December 6, 2013
The 'New' Draft Constitution Part I: A Flawed Beginning
By Yussef Auf
This brings us to the dilemma of Egypt's flawed constitutional process, beginning in 2011. All steps taken so far to amend or write new constitutional documents (whether in March 2011 or December 2012) were done under the control of a dominant political faction, without the participation of other groups. Time and again, this has resulted in the most important political factions in Egypt—namely the Islamists and powers representing civil society—alternately refusing these constitutional measures. This scenario is now repeating itself with the Committee of Fifty’s constitutional process.
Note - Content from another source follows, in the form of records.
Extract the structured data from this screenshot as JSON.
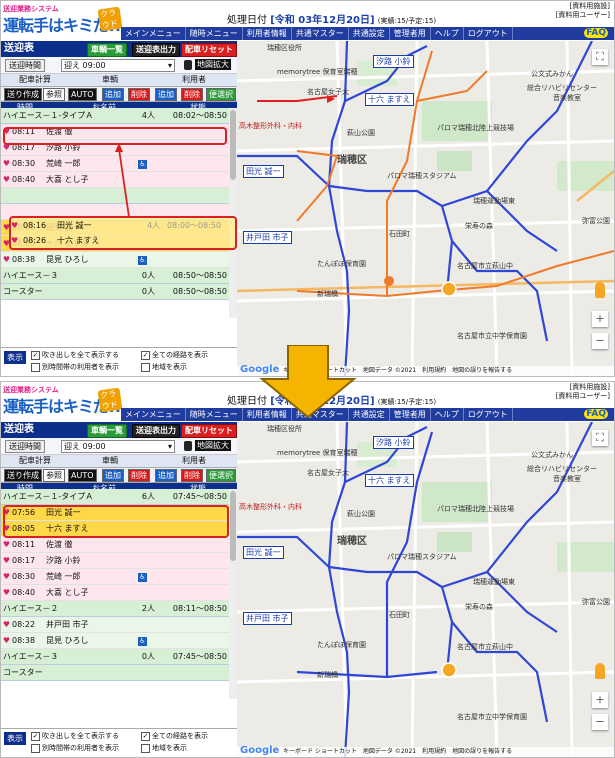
{
  "header": {
    "logo_small": "送迎業務システム",
    "logo_main": "運転手はキミだ!!",
    "logo_tag": "クラウド",
    "proc_label": "処理日付",
    "proc_date": "[令和 03年12月20日]",
    "proc_count": "(実績:15/予定:15)",
    "user_facility": "[資料用施設]",
    "user_name": "[資料用ユーザー]",
    "faq": "FAQ",
    "menu": [
      "メインメニュー",
      "随時メニュー",
      "利用者情報",
      "共通マスター",
      "共通設定",
      "管理者用",
      "ヘルプ",
      "ログアウト"
    ]
  },
  "left": {
    "title": "送迎表",
    "btn_vehicle_list": "車輌一覧",
    "btn_output": "送迎表出力",
    "btn_reset": "配車リセット",
    "time_label": "送迎時間",
    "time_value": "迎え 09:00",
    "map_zoom": "地図拡大",
    "group_calc": "配車計算",
    "group_vehicle": "車輌",
    "group_user": "利用者",
    "act_create": "送り作成",
    "act_ref": "参照",
    "act_auto": "AUTO",
    "act_add": "追加",
    "act_del": "削除",
    "act_select": "便選択",
    "col_time": "時間",
    "col_name": "お名前",
    "col_status": "状態",
    "footer": {
      "display": "表示",
      "opt1": "吹き出しを全て表示する",
      "opt2": "全ての経路を表示",
      "opt3": "別時間帯の利用者を表示",
      "opt4": "地域を表示"
    }
  },
  "before": {
    "rows": [
      {
        "kind": "vehicle",
        "name": "ハイエース－１-タイプＡ",
        "count": "4人",
        "status": "08:02～08:50"
      },
      {
        "kind": "person",
        "bg": "pink",
        "time": "08:11",
        "name": "佐渡 徹",
        "wc": false
      },
      {
        "kind": "person",
        "bg": "pink",
        "time": "08:17",
        "name": "汐路 小鈴",
        "wc": false
      },
      {
        "kind": "person",
        "bg": "pink",
        "time": "08:30",
        "name": "荒崎 一郎",
        "wc": true
      },
      {
        "kind": "person",
        "bg": "pink",
        "time": "08:40",
        "name": "大喜 とし子",
        "wc": false
      },
      {
        "kind": "vehicle",
        "name": "",
        "count": "",
        "status": ""
      },
      {
        "kind": "person",
        "bg": "pink",
        "time": "",
        "name": "",
        "wc": false
      },
      {
        "kind": "person",
        "bg": "yellow",
        "time": "08:16",
        "name": "田光 誠一",
        "wc": false
      },
      {
        "kind": "person",
        "bg": "yellow",
        "time": "08:26",
        "name": "十六 ますえ",
        "wc": false
      },
      {
        "kind": "person",
        "bg": "lgreen",
        "time": "08:38",
        "name": "昆見 ひろし",
        "wc": true
      },
      {
        "kind": "vehicle",
        "name": "ハイエース－３",
        "count": "0人",
        "status": "08:50～08:50"
      },
      {
        "kind": "vehicle",
        "name": "コースター",
        "count": "0人",
        "status": "08:50～08:50"
      }
    ],
    "ghost": [
      {
        "time": "08:16",
        "name": "田光 誠一",
        "count": "4人",
        "status": "08:00～08:50"
      },
      {
        "time": "08:26",
        "name": "十六 ますえ"
      }
    ]
  },
  "after": {
    "rows": [
      {
        "kind": "vehicle",
        "name": "ハイエース－１-タイプＡ",
        "count": "6人",
        "status": "07:45～08:50"
      },
      {
        "kind": "person",
        "bg": "yellow",
        "time": "07:56",
        "name": "田光 誠一",
        "wc": false
      },
      {
        "kind": "person",
        "bg": "yellow",
        "time": "08:05",
        "name": "十六 ますえ",
        "wc": false
      },
      {
        "kind": "person",
        "bg": "pink",
        "time": "08:11",
        "name": "佐渡 徹",
        "wc": false
      },
      {
        "kind": "person",
        "bg": "pink",
        "time": "08:17",
        "name": "汐路 小鈴",
        "wc": false
      },
      {
        "kind": "person",
        "bg": "pink",
        "time": "08:30",
        "name": "荒崎 一郎",
        "wc": true
      },
      {
        "kind": "person",
        "bg": "pink",
        "time": "08:40",
        "name": "大喜 とし子",
        "wc": false
      },
      {
        "kind": "vehicle",
        "name": "ハイエース－２",
        "count": "2人",
        "status": "08:11～08:50"
      },
      {
        "kind": "person",
        "bg": "lgreen",
        "time": "08:22",
        "name": "井戸田 市子",
        "wc": false
      },
      {
        "kind": "person",
        "bg": "lgreen",
        "time": "08:38",
        "name": "昆見 ひろし",
        "wc": true
      },
      {
        "kind": "vehicle",
        "name": "ハイエース－３",
        "count": "0人",
        "status": "07:45～08:50"
      },
      {
        "kind": "vehicle",
        "name": "コースター",
        "count": "",
        "status": ""
      }
    ]
  },
  "map": {
    "ward": "瑞穂区",
    "labels": [
      "名古屋女子大",
      "萩山公園",
      "高木整形外科・内科",
      "パロマ瑞穂北陸上競技場",
      "パロマ瑞穂スタジアム",
      "瑞穂運動場東",
      "栄寿の森",
      "総合リハビリセンター",
      "名古屋市立萩山中",
      "石田町",
      "たんぽぽ保育園",
      "名古屋市立中学保育園",
      "新瑞橋",
      "弥富公園",
      "公文式みかん",
      "音楽教室",
      "瑞穂区役所",
      "memorytree 保育室瑞穂"
    ],
    "callouts_before": [
      "汐路 小鈴",
      "十六 ますえ",
      "田光 誠一",
      "井戸田 市子"
    ],
    "callouts_after": [
      "汐路 小鈴",
      "十六 ますえ",
      "田光 誠一",
      "井戸田 市子"
    ],
    "footer": "キーボード ショートカット　地図データ ©2021　利用規約　地図の誤りを報告する",
    "google": "Google",
    "route_colors": {
      "blue": "#2f46d6",
      "orange": "#f07a2a",
      "red": "#e02020"
    }
  }
}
The result will surely be that Egyptian voters heading to the polls in the upcoming referendum will have their choices limited to either supporting those who created and administered the constitutional process or rejecting them – instead of a choice between accepting or rejecting the constitutional document itself. In other words, the vote on the new constitution will in reality be a vote on either accepting July 3, and everything that has resulted from it, or rejecting it completely. This, as usual, is precisely what diverts the constitutional referendum process from its true purpose: to test the merit of the constitutional document itself.
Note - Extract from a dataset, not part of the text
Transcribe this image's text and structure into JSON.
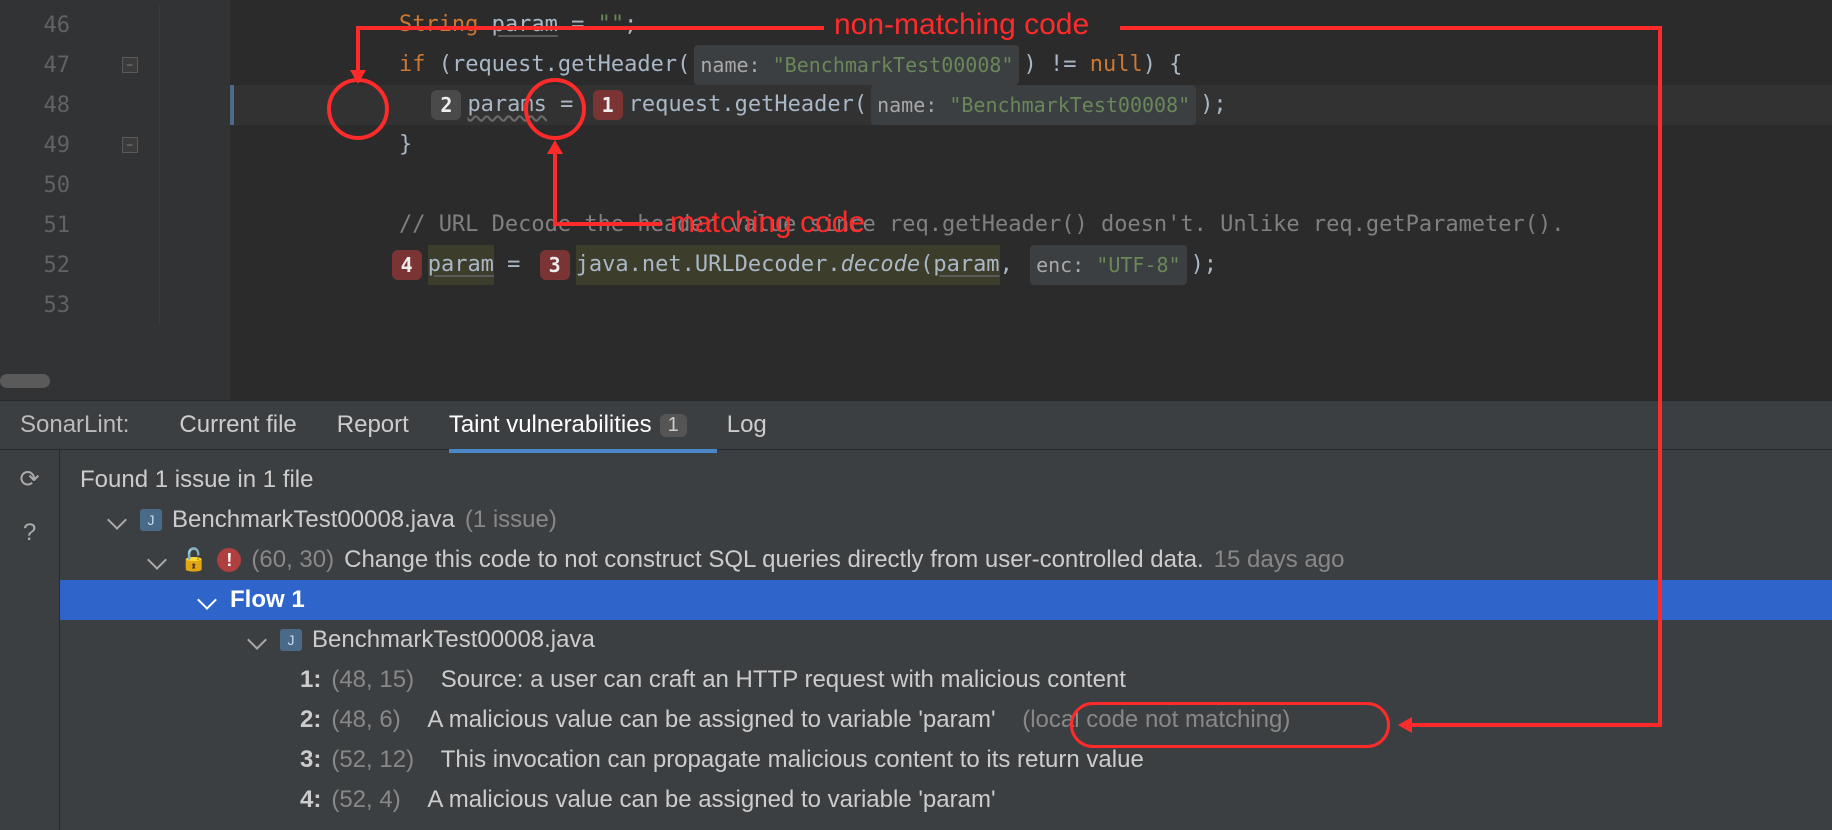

Despite the fact that some Egyptians reject the Committee of 50 on these grounds, it has finished writing a new constitution that will be voted on in a public referendum. This represents the first and most important legal issue with respect to the committee's work. Article 29 of the constitutional declaration issued by the interim President on July 8 stated that the Committee of 50 would make "amendments" to the suspended 2012 Constitution, yet a reading of the new constitutional document clearly shows that we have been presented with a new constitution composed of 247 articles. This constitutes a major change to the 2012 Constitution; to the extent of writing a new preamble. This makes it clear that this is an entirely new constitution, as, under accepted constitutional practices, a preamble is only written for new constitutions. Article 246 of the new draft constitution also stipulates that "any constitutional texts, or provisions contained within the Constitution issued in 2012" are annulled. This last article is a clear legal statement about what the Committee of 50 has done—not only has it comprehensively amended the 2012 Constitution, but it has annulled it too.
Evaluating this issue from a strictly legal standpoint, the work done by the Committee of 50 is a clear violation of the Constitutional Declaration issued on July 8, 2013. Furthermore, it could lead to a number of legal complications, adding to a list of problems Egypt has experienced in the past three years. These issues have triggered a number of legal controversies in the country that have yet to be resolved.
The impetus for writing a new constitution, as evidenced by a number of statements from members of the Committee of 50, was the need to make a break with the past. This past, which was controlled by the Muslim Brotherhood, included a constitution that had been written during their rule, and the Egyptian people’s revolution of June 30 deserves to be reflected in a new constitution. While this concept was politically acceptable to most people, it was also necessary for it to be legally supported by amending the July 8 constitutional declaration. It is therefore surprising that the President has released an official statement commending the Committee of 50’s work, indicating an implicit approval of the Committee’s work. This gives rise to an important question: what is preventing the President from amending the constitutional declaration to an order to write a new constitution? This would legally correct the situation and close any loopholes that could jeopardize the entire constitutional process.
The second legal issue surrounding the Committee's work relates to Article 29 of the constitutional declaration, which decreed that the Committee of 50 would finish writing the amendments to the constitution "within a maximum of sixty days." However, the committee, which met for the first time on September 8, 2013, announced that its work would last for sixty "working" days. In other words, the sixty days would not include public holidays. This is indeed what happened, and the Committee's work lasted nearly three months. This interpretation of Article 29 conflicts with established legal precedent in Egypt. The Committee should have abided by the period of sixty days. This opens the door to legal controversy and litigation, which could invalidate the work of the Committee as a whole. It should be noted, too, that the sixty-day period was sufficient only if the Committee's work was limited to amending the 2012 Constitution. Since the Committee's work was expanded to amending the constitution in full (as a number of its members had announced from the first day of the Committee's work), this required a new interpretation of the sixty-day period, since the process of drafting a new constitution naturally requires a longer period of time. Thus, the same question arises again: if the majority had intended to write a new constitution from the beginning, why did the constitutional declaration limit the time period to only sixty days? In other words, why wasn't the constitutional declaration amended to increase the period (to three months, for example), so that the Committee's work would not become subject to appeal?
Throughout the transitional period since former president Hosni Mubarak was overthrown, Egypt has entered a spiral of extended legal and constitutional controversies. We would have hoped that the July 3 authority would have learned from the mistakes of the recent past, and that they would have avoided repeating the mistakes of their predecessors in managing the current constitutional process. However, a number of these mistakes have indeed been repeated, and may end up jeopardizing the third transitional period just like the two that preceded it.
Yussef Auf is a fellow with the Rafik Hariri Center for the Middle East. His work focuses on Egyptian constitutional issues, elections, and judicial matters. He has been a judge in Egypt since 2007.